With Adelstein and Copps so critical of the merger, all eyes will be on Robert McDowell, the third Republican on the commission.
McDowell's last job was as vice president and assistant general counsel for a trade association that has fought legislative and regulatory battles with AT&T and other major carriers.
McDowell's office reaffirmed Wednesday that he continues to proceed under the assumption that he will not participate in the vote. McDowell could be urged to vote on the deal if he were cleared to do so by the FCC's general counsel, Sam Feder. Feder declined comment.
FCC spokesman David Fiske said he is not aware whether an opinion on McDowell's withdrawal has been requested or filed.
In addition to the merger item, the FCC also moved to Friday a vote that would begin an agency inquiry into broadband industry practices. The session is expected to deal with whether Internet service providers should be forced to provide equal treatment to all traffic on their networks, a controversial issue called "network neutrality."
Complicating matters is a planned trip by Martin to China beginning next week.
Despite the strong language from Adelstein and Copps, there may be a way to come up with conditions to win their support for the merger.
The combination of San Antonio-based AT&T and Atlanta-based BellSouth would have operations in 22 states. AT&T estimates that about 10,000 jobs would be phased out over three years.
Combined, the companies generate $117 billion in revenue and operate 68.7 million local phone lines stretching coast to coast across the southern United States and up through the Midwest. The merged company would employ 309,000 people before any job cuts.
The deal would further the reunification of the Baby Bells. The seven regional telephone operating companies and one long-distance provider were spun off from the national AT&T monopoly under a federal court order designed to introduce competition.
Including BellSouth, the new AT&T would consist of four former Baby Bells and the long-distance business, which was acquired by the company late last year. The other two companies created from Bells are Verizon Communications Inc., which dominates the eastern United States, and Qwest Communications International Inc., the phone company for most of the Rocky Mountain and Northwest regions.

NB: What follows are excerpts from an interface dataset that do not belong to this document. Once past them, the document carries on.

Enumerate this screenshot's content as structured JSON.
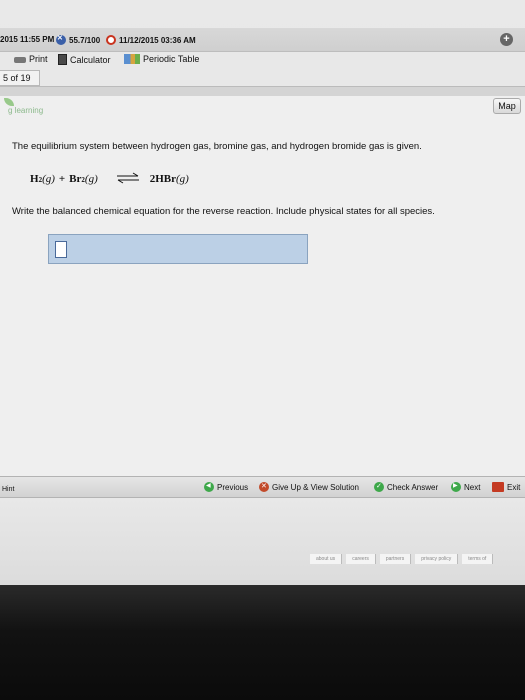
{
  "status_bar": {
    "start_time": "2015 11:55 PM",
    "score": "55.7/100",
    "due_time": "11/12/2015 03:36 AM"
  },
  "toolbar": {
    "print_label": "Print",
    "calculator_label": "Calculator",
    "periodic_table_label": "Periodic Table"
  },
  "question_counter": "5 of 19",
  "map_label": "Map",
  "learning_label": "g learning",
  "question": {
    "text": "The equilibrium system between hydrogen gas, bromine gas, and hydrogen bromide gas is given.",
    "equation": {
      "h2": "H",
      "h2_sub": "2",
      "h2_state": "(g)",
      "plus": "+",
      "br2": "Br",
      "br2_sub": "2",
      "br2_state": "(g)",
      "product": "2HBr",
      "product_state": "(g)"
    },
    "instruction": "Write the balanced chemical equation for the reverse reaction. Include physical states for all species."
  },
  "bottom_bar": {
    "hint_label": "Hint",
    "previous_label": "Previous",
    "give_up_label": "Give Up & View Solution",
    "check_label": "Check Answer",
    "next_label": "Next",
    "exit_label": "Exit"
  },
  "footer_links": [
    "about us",
    "careers",
    "partners",
    "privacy policy",
    "terms of"
  ]
}
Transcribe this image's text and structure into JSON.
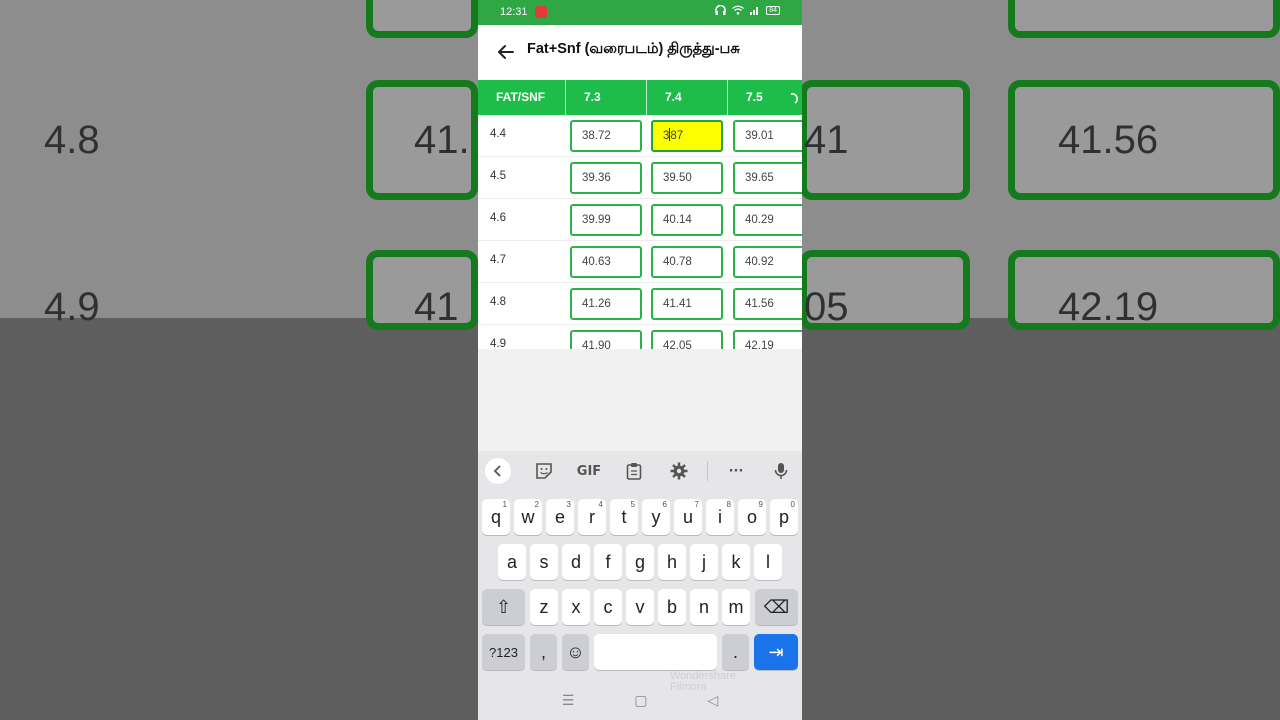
{
  "background_zoom": {
    "label_top": "4.8",
    "label_bottom": "4.9",
    "box_values": [
      "41.",
      "41",
      "41.56",
      "41",
      "05",
      "42.19"
    ]
  },
  "status_bar": {
    "time": "12:31",
    "battery": "84"
  },
  "app_bar": {
    "title": "Fat+Snf (வரைபடம்) திருத்து-பசு"
  },
  "table": {
    "corner_header": "FAT/SNF",
    "columns": [
      "7.3",
      "7.4",
      "7.5"
    ],
    "rows": [
      {
        "label": "4.4",
        "values": [
          "38.72",
          "3",
          "39.01"
        ],
        "active_suffix": "87"
      },
      {
        "label": "4.5",
        "values": [
          "39.36",
          "39.50",
          "39.65"
        ]
      },
      {
        "label": "4.6",
        "values": [
          "39.99",
          "40.14",
          "40.29"
        ]
      },
      {
        "label": "4.7",
        "values": [
          "40.63",
          "40.78",
          "40.92"
        ]
      },
      {
        "label": "4.8",
        "values": [
          "41.26",
          "41.41",
          "41.56"
        ]
      },
      {
        "label": "4.9",
        "values": [
          "41.90",
          "42.05",
          "42.19"
        ]
      }
    ]
  },
  "keyboard": {
    "gif_label": "GIF",
    "more_label": "···",
    "row1": [
      {
        "k": "q",
        "n": "1"
      },
      {
        "k": "w",
        "n": "2"
      },
      {
        "k": "e",
        "n": "3"
      },
      {
        "k": "r",
        "n": "4"
      },
      {
        "k": "t",
        "n": "5"
      },
      {
        "k": "y",
        "n": "6"
      },
      {
        "k": "u",
        "n": "7"
      },
      {
        "k": "i",
        "n": "8"
      },
      {
        "k": "o",
        "n": "9"
      },
      {
        "k": "p",
        "n": "0"
      }
    ],
    "row2": [
      "a",
      "s",
      "d",
      "f",
      "g",
      "h",
      "j",
      "k",
      "l"
    ],
    "row3": [
      "z",
      "x",
      "c",
      "v",
      "b",
      "n",
      "m"
    ],
    "symbols_label": "?123",
    "comma_label": ",",
    "period_label": ".",
    "shift_icon": "⇧",
    "backspace_icon": "⌫",
    "emoji_icon": "☺",
    "next_icon": "⇥"
  },
  "watermark": {
    "line1": "Wondershare",
    "line2": "Filmora"
  },
  "nav": {
    "recents": "☰",
    "home": "▢",
    "back": "◁"
  }
}
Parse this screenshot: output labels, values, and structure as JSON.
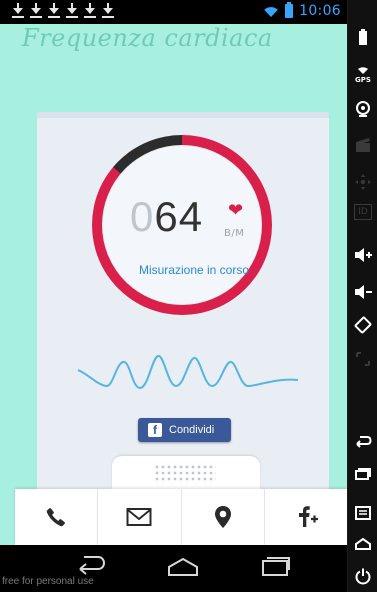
{
  "status_bar": {
    "time": "10:06",
    "download_icons": [
      "download-icon",
      "download-icon",
      "download-icon",
      "download-icon",
      "download-icon",
      "download-icon"
    ]
  },
  "app": {
    "title": "Frequenza cardiaca",
    "heart_rate": {
      "leading_digit": "0",
      "value_digits": "64",
      "unit": "B/M",
      "status": "Misurazione in corso"
    },
    "share_button": {
      "label": "Condividi",
      "icon": "facebook-icon"
    }
  },
  "bottom_bar": {
    "items": [
      {
        "name": "phone-icon"
      },
      {
        "name": "mail-icon"
      },
      {
        "name": "location-pin-icon"
      },
      {
        "name": "facebook-add-icon"
      }
    ]
  },
  "navigation": {
    "back": "back-icon",
    "home": "home-icon",
    "recent": "recent-apps-icon"
  },
  "watermark": "free for personal use",
  "emulator_strip": {
    "gps_label": "GPS",
    "id_label": "ID"
  },
  "colors": {
    "mint": "#a7efdf",
    "accent_red": "#d8204a",
    "accent_blue": "#2a8ad6",
    "facebook_blue": "#3b5998"
  }
}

AT&T shares rose 19 cents, or 0.6 percent, to close Wednesday at $32.96 on the New York Stock Exchange. BellSouth shares rose 24 cents, or 0.6 percent, to $43.44.